Patricia de Lille has been back in office as Cape Town mayor for the past week, but how has her temporary return affected the functioning of the City of Cape Town?
De Lille returned to office immediately last Tuesday after the Western Cape High Court temporarily reinstated her, both as a member of the Democratic Alliance and the Cape Town City Council, pending a full review of her removal.
The DA, however, said her return would only be "ceremonial", with the party's caucus to make they key decisions in the city.
Deputy Mayor Ian Nielson even suggested De Lille could "drink tea and drive around in CA1 [the official vehicle]", while everyone waits for the full court review on Friday.
De Lille told News24 this week that things had been "fine", and that she had a diary packed with events all the way up until Thursday.
"For me, it's definitely business as usual. I've been here for more than seven years and I know what's required of me and what I must do at different times," she said.
When it came to decision making, she said she has had no issues with the DA caucus thus far.
She, however, acknowledged that the DA's intention to leave big decisions in the hands of its caucus in the interim, could lay the foundation for future tension.
"It's the caucus versus De Lille. If the caucus takes a decision that is not in line with the law, like the Municipal Structures Act, I will have to point those things out to them.
"This is how we've always worked in complying with legislation."
Budget 'must be passed' by May 31
De Lille will hold her first full mayoral committee meeting on Tuesday, where they will be considering the draft budget and the more than 60 000 submissions made by the public regarding the high tariff increases.
The budget needs to be passed before the end of the month. Council is due to debate it on May 30 and May 31.
The mayor said that, regardless of what happens with her position and the caucus, the budget would be passed before June.
"It is a legal requirement, it must be done. It can't go beyond May 31, so we have to comply."
DA deputy caucus leader and a known critic of De Lille, JP Smith, said her description of things being "fine" was reasonable, for now.
"I would think that's a reasonable assessment. I wouldn't call it great, but fine is fine," Smith told News24.
"There's no upset or anything. [The mayor's] confined herself to being very public, and that's keeping her out of people's hair."
Some caucus members want to 'walk out'
Smith said De Lille's statutory powers had not been an issue thus far, as the council had already delegated some of her powers during a council meeting in February.
They were, therefore, operating on that already established council decision.
He did acknowledge, however, that some caucus members were obviously "extremely unhappy" about De Lille's temporary return.
"Some have said they would walk out if she was in a meeting, so we will have to plead with them to conduct themselves in a very professional and calm manner.

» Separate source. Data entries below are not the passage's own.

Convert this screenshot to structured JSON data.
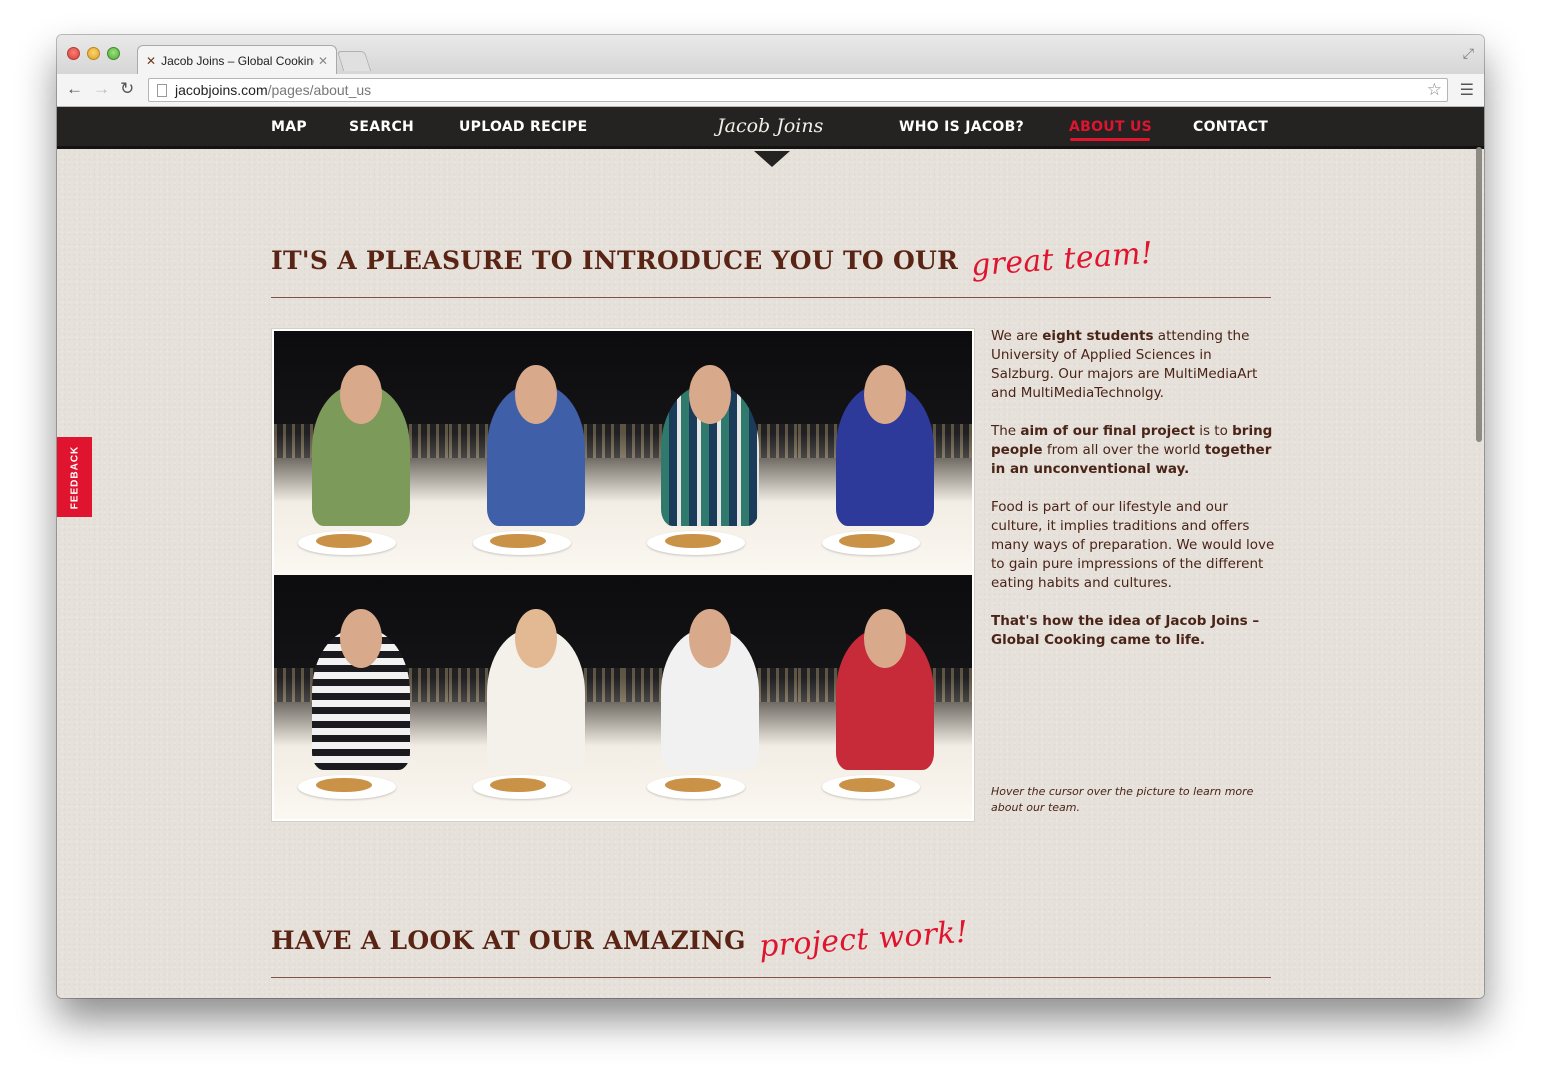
{
  "browser": {
    "tab_title": "Jacob Joins – Global Cooking",
    "url_domain": "jacobjoins.com",
    "url_path": "/pages/about_us",
    "icons": [
      "back-icon",
      "forward-icon",
      "reload-icon",
      "star-icon",
      "menu-icon",
      "close-icon",
      "fullscreen-icon"
    ]
  },
  "nav": {
    "logo": "Jacob Joins",
    "items": [
      {
        "label": "MAP"
      },
      {
        "label": "SEARCH"
      },
      {
        "label": "UPLOAD RECIPE"
      },
      {
        "label": "WHO IS JACOB?"
      },
      {
        "label": "ABOUT US",
        "active": true
      },
      {
        "label": "CONTACT"
      }
    ]
  },
  "feedback": {
    "label": "FEEDBACK"
  },
  "team_section": {
    "heading": "IT'S A PLEASURE TO INTRODUCE YOU TO OUR",
    "heading_accent": "great team!",
    "para1": {
      "t1": "We are ",
      "b1": "eight students",
      "t2": " attending the University of Applied Sciences in Salzburg. Our majors are MultiMediaArt and MultiMediaTechnolgy."
    },
    "para2": {
      "t1": "The ",
      "b1": "aim of our final project",
      "t2": " is to ",
      "b2": "bring people",
      "t3": " from all over the world ",
      "b3": "together in an unconventional way."
    },
    "para3": "Food is part of our lifestyle and our culture, it implies traditions and offers many ways of preparation. We would love to gain pure impressions of the different eating habits and cultures.",
    "para4": "That's how the idea of Jacob Joins – Global Cooking came to life.",
    "hover_hint": "Hover the cursor over the picture to learn more about our team."
  },
  "project_section": {
    "heading": "HAVE A LOOK AT OUR AMAZING",
    "heading_accent": "project work!"
  },
  "colors": {
    "accent_red": "#e0142f",
    "heading_brown": "#5a2415",
    "nav_bg": "#252322",
    "paper_bg": "#e6e1da"
  }
}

"We have to respect the office, even if we aren't entirely happy with the person [occupying it]."
Going forward, the mayoral committee would still take some decisions via consensus, and if there was no consensus, issues would be referred back to council, where the DA caucus would have final say, he said.
They would also consider making further amendments in council to the executive mayor's powers.

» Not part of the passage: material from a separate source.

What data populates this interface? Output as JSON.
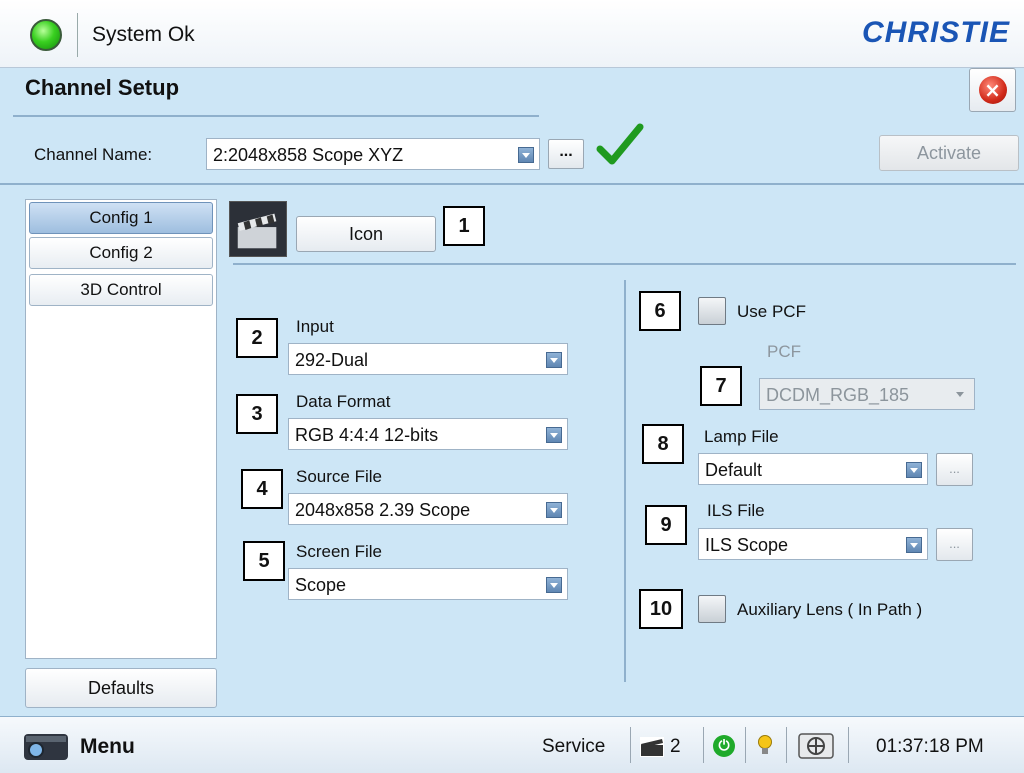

"We will continue building in greater accountability and transparency mechanisms to ensure this never happens again," Smith said.
All eyes on court

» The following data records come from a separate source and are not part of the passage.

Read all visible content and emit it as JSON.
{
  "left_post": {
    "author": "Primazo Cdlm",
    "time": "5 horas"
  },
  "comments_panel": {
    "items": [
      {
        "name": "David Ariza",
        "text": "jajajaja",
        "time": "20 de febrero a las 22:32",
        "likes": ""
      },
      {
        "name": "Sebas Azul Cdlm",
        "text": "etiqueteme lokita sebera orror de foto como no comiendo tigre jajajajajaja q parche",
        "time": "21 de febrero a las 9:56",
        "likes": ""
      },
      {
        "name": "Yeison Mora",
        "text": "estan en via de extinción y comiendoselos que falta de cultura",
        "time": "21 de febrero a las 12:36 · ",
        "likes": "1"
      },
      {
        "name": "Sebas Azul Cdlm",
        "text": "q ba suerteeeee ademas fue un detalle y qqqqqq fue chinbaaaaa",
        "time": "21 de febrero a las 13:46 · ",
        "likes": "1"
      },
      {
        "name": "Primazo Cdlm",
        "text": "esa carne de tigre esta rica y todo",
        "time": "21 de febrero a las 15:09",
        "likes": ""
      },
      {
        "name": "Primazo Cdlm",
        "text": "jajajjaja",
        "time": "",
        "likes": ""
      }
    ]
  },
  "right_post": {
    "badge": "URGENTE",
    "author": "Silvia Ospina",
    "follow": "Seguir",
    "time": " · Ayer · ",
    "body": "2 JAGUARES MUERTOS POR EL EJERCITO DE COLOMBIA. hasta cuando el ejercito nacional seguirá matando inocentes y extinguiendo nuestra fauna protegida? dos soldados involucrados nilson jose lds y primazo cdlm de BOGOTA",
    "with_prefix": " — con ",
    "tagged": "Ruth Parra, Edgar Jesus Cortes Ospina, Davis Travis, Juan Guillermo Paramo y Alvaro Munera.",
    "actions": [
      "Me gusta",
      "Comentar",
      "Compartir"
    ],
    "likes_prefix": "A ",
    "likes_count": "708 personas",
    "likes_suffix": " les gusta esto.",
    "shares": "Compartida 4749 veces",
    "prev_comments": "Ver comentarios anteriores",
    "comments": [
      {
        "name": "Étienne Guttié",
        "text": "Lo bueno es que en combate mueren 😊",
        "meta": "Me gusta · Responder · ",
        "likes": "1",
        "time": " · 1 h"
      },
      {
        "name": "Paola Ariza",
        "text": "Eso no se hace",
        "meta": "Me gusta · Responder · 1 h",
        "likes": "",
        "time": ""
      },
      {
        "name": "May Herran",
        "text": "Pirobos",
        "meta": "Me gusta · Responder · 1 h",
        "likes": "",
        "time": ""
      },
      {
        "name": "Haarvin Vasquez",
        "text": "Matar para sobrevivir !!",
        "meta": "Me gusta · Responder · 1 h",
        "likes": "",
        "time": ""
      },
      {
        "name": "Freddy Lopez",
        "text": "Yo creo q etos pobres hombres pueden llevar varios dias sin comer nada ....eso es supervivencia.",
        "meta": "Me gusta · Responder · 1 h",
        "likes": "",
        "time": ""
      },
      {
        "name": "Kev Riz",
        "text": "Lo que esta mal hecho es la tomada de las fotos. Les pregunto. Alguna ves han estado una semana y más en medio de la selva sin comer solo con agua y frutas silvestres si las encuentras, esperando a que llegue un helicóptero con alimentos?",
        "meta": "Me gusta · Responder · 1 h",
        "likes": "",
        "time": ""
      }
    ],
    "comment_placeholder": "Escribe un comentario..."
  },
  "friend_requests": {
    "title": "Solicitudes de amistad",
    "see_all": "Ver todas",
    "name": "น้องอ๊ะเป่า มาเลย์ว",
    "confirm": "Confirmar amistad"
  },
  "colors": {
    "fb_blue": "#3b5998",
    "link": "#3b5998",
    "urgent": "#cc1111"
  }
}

The budget process would go ahead unhindered, and it would be the DA caucus that ultimately decided how it voted, he added.
On Friday, De Lille will return to court with her legal team, which includes advocate Dali Mpofu, to argue the merits of her ousting from the DA, the result of which could mean more tensions in the city.
The Western Cape High Court will likely reserve judgment on De Lille's permanent removal, keeping the "status quo" for a little bit longer.
However, if the court rules in De Lille's favour, reinstating her permanently and nullifying the DA's decision to cease her membership, it will mean the return of a mayor who has lost the confidence of her caucus.
Conversely, if De Lille loses her bid to review the DA's decision, her removal from both party and council will be upheld, and the Electoral Commission of South Africa (IEC) will be allowed to fill her vacancy.
The pending disciplinary processes against De Lille will fall away, leaving those processes incomplete.
De Lille, though, has indicated her intention to take the matter all the way to the Constitutional Court, "if needs be", meaning the messy saga is unlikely to be fully resolved for a good while yet.